U.S. President Barack Obama and his Republican challenger, Mitt Romney, are set to debate for a third and final time Monday, this time on foreign affairs.
For months during the long campaign leading to the November 6 election, surveys showed voters giving the Democratic incumbent a strong foreign policy edge over Romney, especially for President Obama's approval of the 2011 raid in Pakistan that killed Osama bin Laden, mastermind of the 2001 terrorist attacks on the United States.
The Republican candidate's foreign affairs expertise has largely been limited to overseas business deals he helped negotiate during his long career as a venture capitalist.
However, newer surveys show that Romney has cut sharply into the president's perceived advantage on foreign affairs.
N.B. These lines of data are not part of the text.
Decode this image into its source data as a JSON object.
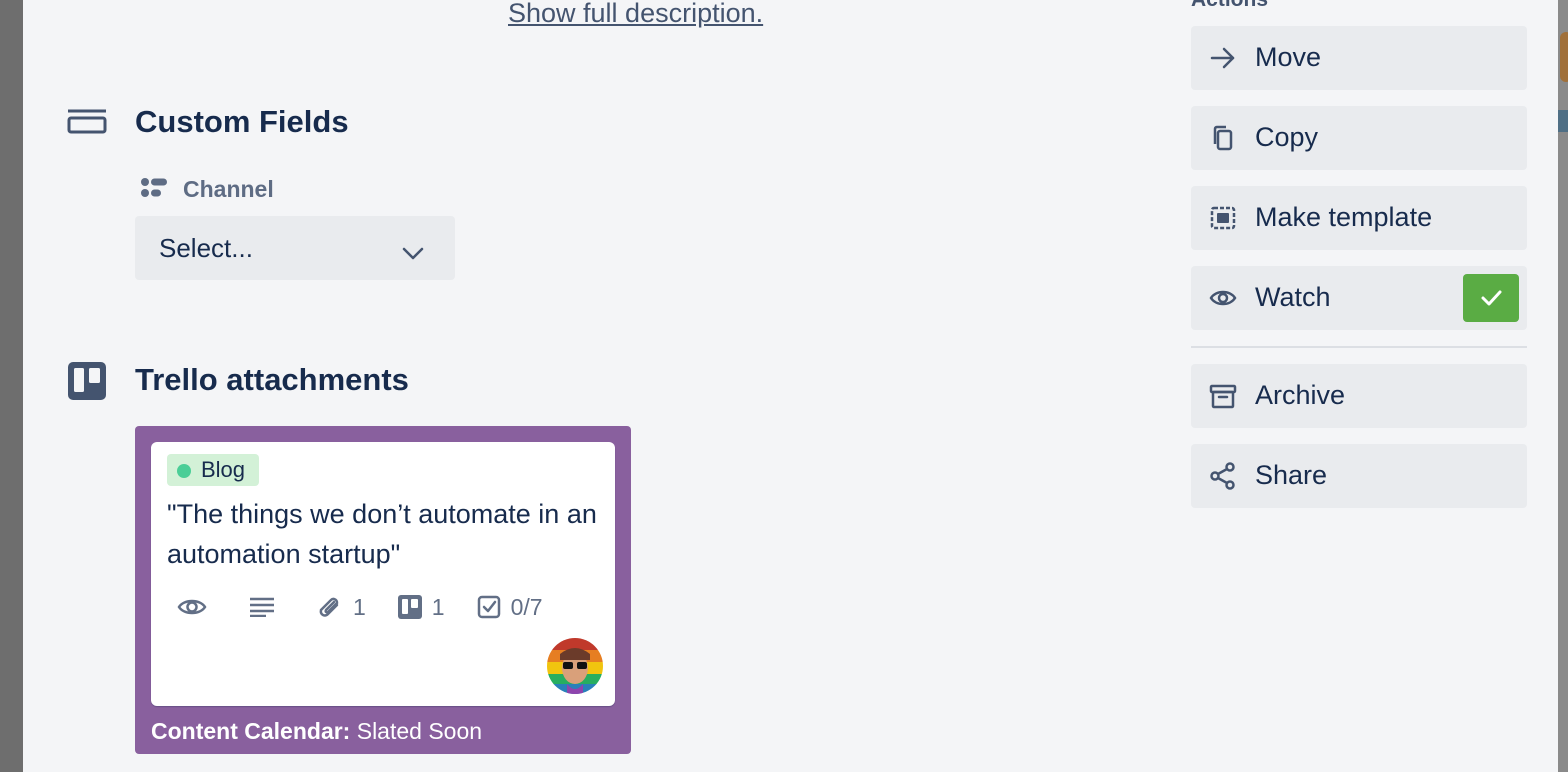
{
  "description": {
    "show_full_label": "Show full description."
  },
  "custom_fields": {
    "title": "Custom Fields",
    "field_label": "Channel",
    "select_value": "Select..."
  },
  "attachments": {
    "title": "Trello attachments",
    "card": {
      "label": "Blog",
      "title": "\"The things we don’t automate in an automation startup\"",
      "attachments_count": "1",
      "linked_cards_count": "1",
      "checklist": "0/7",
      "board_name": "Content Calendar:",
      "list_name": "Slated Soon"
    }
  },
  "actions": {
    "title": "Actions",
    "move": "Move",
    "copy": "Copy",
    "make_template": "Make template",
    "watch": "Watch",
    "archive": "Archive",
    "share": "Share"
  },
  "colors": {
    "card_border": "#89609e",
    "label_bg": "#d3f1d7",
    "label_dot": "#4bce97",
    "watch_check": "#5aac44",
    "button_bg": "#e9ebee"
  }
}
Romney has pointedly criticized the White House's changing explanations about the September 11 raid on the American consulate in Benghazi, Libya that killed four U.S. diplomats.
Aside from debating the Benghazi attack, the candidates are likely to discuss a variety of other foreign affairs issues. Among them are the bin Laden raid, China's role in the world economy, Obama's plan to end American military involvement in the war against the Taliban in Afghanistan by late 2014, the deadly conflict in Syria, rising tensions between Israel and Iran over Tehran's nuclear development program, and relations with Russia.
Fifteen days ahead of the election, several surveys show the race virtually tied, with a new NBC News/Wall Street Journal poll finding the race deadlocked at 47 percent each.
Monday's 90-minute debate is being held in the closely contested southern state of Florida and will be moderated by Bob Schieffer of CBS News.